From the Drehenthalerhof (from both directions), it is possible to hike along the Hinkelsteinweg in two stages (20 km and 23 km).
Through the forest we follow the path and reach the idyllic Weinbrunnerhof. After a short stretch on the paved road, we turn right onto a natural forest path which, at the upper end, gives us our first views of the Palatinate highlands. We cross the L 382 and wander on natural pathways to the Lanzenbrunner Weiher, a gem of the Otterberger forest. We now walk through the valley of the Grafenthaler brook, past the Husarenbrunnen, until we reach the signpost at the Drehenthalerhof. Here it is possible to shorten the trail and take the loop trail back to Otterberg.

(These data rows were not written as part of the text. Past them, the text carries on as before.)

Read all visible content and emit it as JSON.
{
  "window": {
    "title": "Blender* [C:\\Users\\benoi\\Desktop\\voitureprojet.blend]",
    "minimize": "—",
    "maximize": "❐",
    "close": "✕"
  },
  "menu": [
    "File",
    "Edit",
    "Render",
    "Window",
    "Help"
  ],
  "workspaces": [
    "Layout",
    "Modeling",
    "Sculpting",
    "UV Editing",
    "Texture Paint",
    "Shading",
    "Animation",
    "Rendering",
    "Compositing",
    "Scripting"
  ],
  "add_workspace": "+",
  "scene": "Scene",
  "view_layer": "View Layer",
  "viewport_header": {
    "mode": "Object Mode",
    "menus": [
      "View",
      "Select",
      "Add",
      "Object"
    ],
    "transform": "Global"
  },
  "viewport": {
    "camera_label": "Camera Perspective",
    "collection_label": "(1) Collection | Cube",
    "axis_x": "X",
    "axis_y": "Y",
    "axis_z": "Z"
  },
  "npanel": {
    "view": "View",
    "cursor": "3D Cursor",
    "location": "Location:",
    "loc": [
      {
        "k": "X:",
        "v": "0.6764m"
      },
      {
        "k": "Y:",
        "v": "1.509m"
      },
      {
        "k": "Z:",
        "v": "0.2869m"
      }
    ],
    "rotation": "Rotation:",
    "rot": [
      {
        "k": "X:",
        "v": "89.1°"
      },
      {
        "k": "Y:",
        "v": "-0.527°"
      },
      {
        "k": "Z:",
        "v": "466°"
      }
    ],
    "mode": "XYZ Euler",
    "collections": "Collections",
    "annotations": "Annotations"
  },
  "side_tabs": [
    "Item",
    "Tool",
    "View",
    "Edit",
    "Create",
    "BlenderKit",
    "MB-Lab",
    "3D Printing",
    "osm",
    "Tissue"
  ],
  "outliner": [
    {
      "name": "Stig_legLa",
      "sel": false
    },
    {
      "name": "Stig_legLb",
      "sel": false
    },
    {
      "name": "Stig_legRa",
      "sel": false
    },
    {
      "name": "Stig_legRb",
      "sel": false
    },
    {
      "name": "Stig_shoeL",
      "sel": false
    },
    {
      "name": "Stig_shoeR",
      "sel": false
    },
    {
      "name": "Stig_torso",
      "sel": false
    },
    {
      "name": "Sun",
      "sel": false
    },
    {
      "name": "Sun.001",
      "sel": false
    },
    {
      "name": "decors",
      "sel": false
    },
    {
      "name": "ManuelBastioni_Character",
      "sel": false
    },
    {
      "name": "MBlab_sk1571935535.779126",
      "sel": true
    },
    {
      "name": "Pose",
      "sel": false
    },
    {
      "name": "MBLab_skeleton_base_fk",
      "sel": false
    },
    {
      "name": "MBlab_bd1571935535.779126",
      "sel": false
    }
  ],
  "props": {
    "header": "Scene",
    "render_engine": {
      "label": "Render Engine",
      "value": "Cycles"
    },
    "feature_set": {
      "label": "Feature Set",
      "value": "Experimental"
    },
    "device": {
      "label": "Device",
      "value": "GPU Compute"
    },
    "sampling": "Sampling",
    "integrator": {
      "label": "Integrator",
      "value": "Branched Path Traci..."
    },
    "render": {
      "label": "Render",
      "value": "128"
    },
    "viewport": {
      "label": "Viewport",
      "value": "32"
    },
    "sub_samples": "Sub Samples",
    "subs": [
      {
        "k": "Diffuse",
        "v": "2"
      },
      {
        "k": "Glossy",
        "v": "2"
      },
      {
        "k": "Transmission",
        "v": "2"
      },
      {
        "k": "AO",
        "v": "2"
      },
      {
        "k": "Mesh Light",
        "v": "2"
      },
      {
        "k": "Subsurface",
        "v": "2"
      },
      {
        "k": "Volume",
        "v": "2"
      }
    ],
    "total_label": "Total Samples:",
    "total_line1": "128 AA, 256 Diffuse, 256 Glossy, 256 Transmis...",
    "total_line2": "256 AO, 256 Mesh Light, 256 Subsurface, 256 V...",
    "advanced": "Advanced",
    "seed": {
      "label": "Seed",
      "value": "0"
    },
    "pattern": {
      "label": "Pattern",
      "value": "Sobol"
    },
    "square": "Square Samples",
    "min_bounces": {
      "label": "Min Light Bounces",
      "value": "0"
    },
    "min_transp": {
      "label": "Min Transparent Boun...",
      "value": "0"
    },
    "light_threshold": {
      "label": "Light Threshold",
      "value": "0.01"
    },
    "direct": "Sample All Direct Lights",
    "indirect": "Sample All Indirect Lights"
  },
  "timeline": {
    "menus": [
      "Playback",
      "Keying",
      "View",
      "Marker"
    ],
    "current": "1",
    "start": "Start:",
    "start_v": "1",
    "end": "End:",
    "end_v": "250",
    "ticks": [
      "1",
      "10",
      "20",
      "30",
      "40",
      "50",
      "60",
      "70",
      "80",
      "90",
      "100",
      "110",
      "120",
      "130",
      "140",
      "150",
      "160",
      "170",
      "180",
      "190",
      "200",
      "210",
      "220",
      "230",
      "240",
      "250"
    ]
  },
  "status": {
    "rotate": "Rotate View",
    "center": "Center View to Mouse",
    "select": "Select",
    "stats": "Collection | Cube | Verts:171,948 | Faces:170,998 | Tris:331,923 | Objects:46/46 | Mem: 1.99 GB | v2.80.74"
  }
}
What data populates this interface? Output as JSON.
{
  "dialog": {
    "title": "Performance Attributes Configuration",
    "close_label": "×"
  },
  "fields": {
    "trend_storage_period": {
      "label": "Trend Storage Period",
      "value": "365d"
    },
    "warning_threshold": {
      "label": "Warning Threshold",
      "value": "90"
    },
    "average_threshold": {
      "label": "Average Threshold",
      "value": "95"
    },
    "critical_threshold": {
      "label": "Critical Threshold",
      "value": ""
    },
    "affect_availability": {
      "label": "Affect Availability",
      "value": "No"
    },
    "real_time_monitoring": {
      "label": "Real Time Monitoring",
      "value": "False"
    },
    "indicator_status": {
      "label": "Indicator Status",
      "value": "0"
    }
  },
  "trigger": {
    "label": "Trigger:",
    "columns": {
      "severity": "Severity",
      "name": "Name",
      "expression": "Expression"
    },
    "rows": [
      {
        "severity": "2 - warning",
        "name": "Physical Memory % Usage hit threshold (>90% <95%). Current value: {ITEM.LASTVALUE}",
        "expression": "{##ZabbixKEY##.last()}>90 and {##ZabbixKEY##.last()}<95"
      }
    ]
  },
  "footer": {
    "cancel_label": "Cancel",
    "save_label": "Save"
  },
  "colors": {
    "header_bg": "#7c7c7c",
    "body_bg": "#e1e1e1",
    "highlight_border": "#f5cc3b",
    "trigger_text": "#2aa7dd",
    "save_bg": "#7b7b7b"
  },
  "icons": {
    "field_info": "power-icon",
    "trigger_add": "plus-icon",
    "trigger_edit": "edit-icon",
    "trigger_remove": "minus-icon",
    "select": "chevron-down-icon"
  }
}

We follow the trail markers on the Kahlenberg to a small quarry where the rare Leopard sandstone used to be extracted. A magnificent view for Donnersberg awaits us on the hill in front of Potzbach. We walk through Potzbach, open landscapes then accompany us past the Leithöfen and reach again a deciduous forest which accompanies us until we reach the "Igelborner Hütte" - a forest tavern run by the Pfälzerwald-Verein Ortsgruppe Winnweiler (opening times: Wed from 11:30 hrs.; Sat from 14:00 hrs.; Sundays / holidays from 10:00 hrs.; For groups of 10 people or more, following reservation). From here it is possible to connect to the "Pfälzer Höhenweg" at the Winnweiler Bahnhof. You should follow the trail marker "black menhir on a yellow background ''.
The path now leads downhill to Höringen where the Bauerncafe Gebhardt (opening times: only for (hiking) groups by appointment, Tel. 06302-1231) invites you to stay longer than planned with its delicious food . We then go uphill, over the Hauptstrasse, Bergstrasse and a meadow path before we are rewarded for our efforts with a magnificent view over to the Donnersberg , the highest hill in the Palatinate, with its 687 metres.
On the following stage of the Hinkelsteinweg we encounter a variety of landmarks, which, if they could talk, would tell you more about the history of the Otterberg Monastery. The crozier is still recognizable on many of the surrounding stones. Now we reach the menhir "Hinkelstein", which gives the trail its name.
Menhir was originally a Breton name meaning long stone for a stone monolith set up vertically and several metres in height
(maen = stone, hir = long). In German-speaking countries menhirs have been called “Hinkelstein” since the Middle Ages.
At the menir "Hinkelstein" the regimes of the Falkenstein, Kurpfalz and Schallodenbach met up with each other until the French Revolution. Even today, the massive “Hinkelstein” is the border stone where the municipalities of Otterberg, Höringen and Heiligenmoschel meet. The Hinkelstein was first mentioned in the year 891 by the Romans and is still about 2.20 metres high and 1.50 metres wide and is flanked by two carved boundary stones. A seating area invites you to rest .
Further along on our way, we pass the Lenhardt-Stein, a memorial stone for a former ranger, turn off at the pavilion and walk downhill to Birotshof, where we will find an enchanted pond. Further down we cross the L 387 and get to the festival site of the historic Spring Festival (held in years with an odd number) of the town of Otterberg. Now we go uphill again to the Drehenthalerhof where there is a shortcut towards Winnweiler.
Down through the Scheid-Wald, we walk through the flood plains of the Otterbach to the town of Otterberg, with its beautifully-situated natural swimming pool. Further along the flood plains we come to the Johannis parking lot. We cross the parking lot and the Johannisstrasse, go through the “Loch" (a passage between the houses at the Gaststätte Kraus) into the old town of Otterberg and back to the starting point of this circular route, the abbey church.
Beautiful trails suitable for meditative walking in the peace and quiet of nature.
Jürgen Wachowski / Sabine Sprinz